I love a record that allows you to step immediately into another world. With just one note, you feel yourself slipping into an alternate dimension that you will thoroughly enjoy, at least for some amount of time. Pure magic. Sleater-Kinney’s Little Rope (out on January 19th 2024 via Loma Vista) is one of those records, and to my ears, it feels like the perfect dose of urgency and vulnerability. It feels like Sleater-Kinney is asking the hard questions we all juggle as we navigate our own sometimes mundane, sometimes chaotic, lives. It feels like really hard truths and questions, alike, sung out with a full set of lungs. It feels simultaneously faded, gritty, and vibrant. With this record, Sleater-Kinney is heavy on the nostalgic, raw, and rock-leaning elements. There are moments in Little Rope that move like fire doused with gasoline.
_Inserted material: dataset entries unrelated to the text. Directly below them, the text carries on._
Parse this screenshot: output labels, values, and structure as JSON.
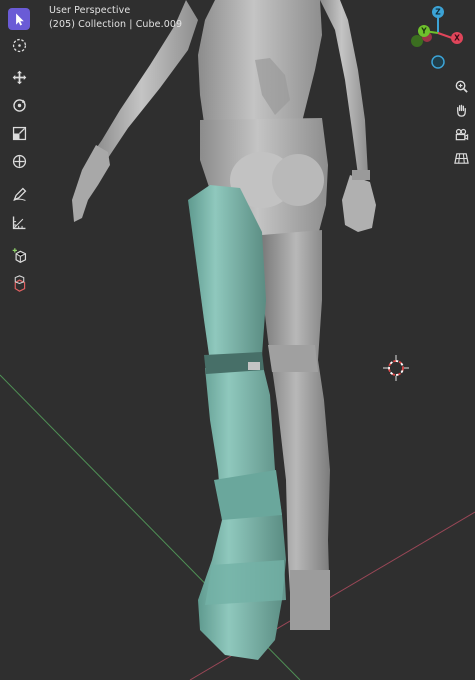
{
  "viewport": {
    "header": {
      "title": "User Perspective",
      "subtitle": "(205) Collection | Cube.009"
    },
    "gizmo": {
      "axes": [
        "Z",
        "Y",
        "X"
      ],
      "colors": {
        "x": "#e0455a",
        "y": "#6ec12c",
        "z": "#3ca3d6",
        "neg_x": "#9b3446",
        "neg_y": "#3b6e20",
        "neg_z": "#2a6f8f"
      }
    },
    "toolbar": {
      "tools": [
        "select-box",
        "cursor",
        "move",
        "rotate",
        "scale",
        "transform",
        "annotate",
        "measure",
        "add-cube",
        "extrude-region"
      ],
      "active": "select-box",
      "accent": "#6a5bd6"
    },
    "navigation": [
      "zoom",
      "pan",
      "camera",
      "grid-view"
    ],
    "scene": {
      "base_color": "#a9a9a9",
      "armor_color": "#7fb8ad",
      "axis_x_color": "#a54a5a",
      "axis_y_color": "#55935a"
    }
  }
}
The first track, "Hell", initially creeps in and calls for the listeners' complete attention. The vulnerable and soft focus of the vocal in the verses leaves you hanging on every word. When the chorus screams, “You ask WHY like there’s no tomorrow,” anyone who claims to have a heart beating in their chest should feel that in their gut.
The haunting synths and subtle guitar layers found throughout the album create depth and set a tone that carries throughout the record. In the raw moments, the record brings me back to the front row of a Patti Smith show. “The people have the power,” she screams. She threw her fists in the air and I could feel tears run down my face. A powerful moment. Some of this record feels much like that. There are moments of pure forward motion that feels like joy - “Crusader” is one of these. Not only does the record have powerful moments, it has catchy moments that would rival any good pop song. Many songs are complete with lead guitar earworms that will likely stick around your head for a while - “Untidy Creature,” “Hell,” and “Small Finds,” are some of those tracks. Sometimes the record makes you feel like you have the most beautifully saturated fuzz guitars filling up every cubic inch of volume in your brain. Other times, you might feel slapped in the jaw and out of a haze by chorused riffs so pretty and jangly they’d sit nicely in your favorite Cure record. Sleater-Kinney’s Little Rope is a beautifully raw, vulnerable piece of art that leaves me wondering what route they’ll choose to explore next.
Rating - 4.5/5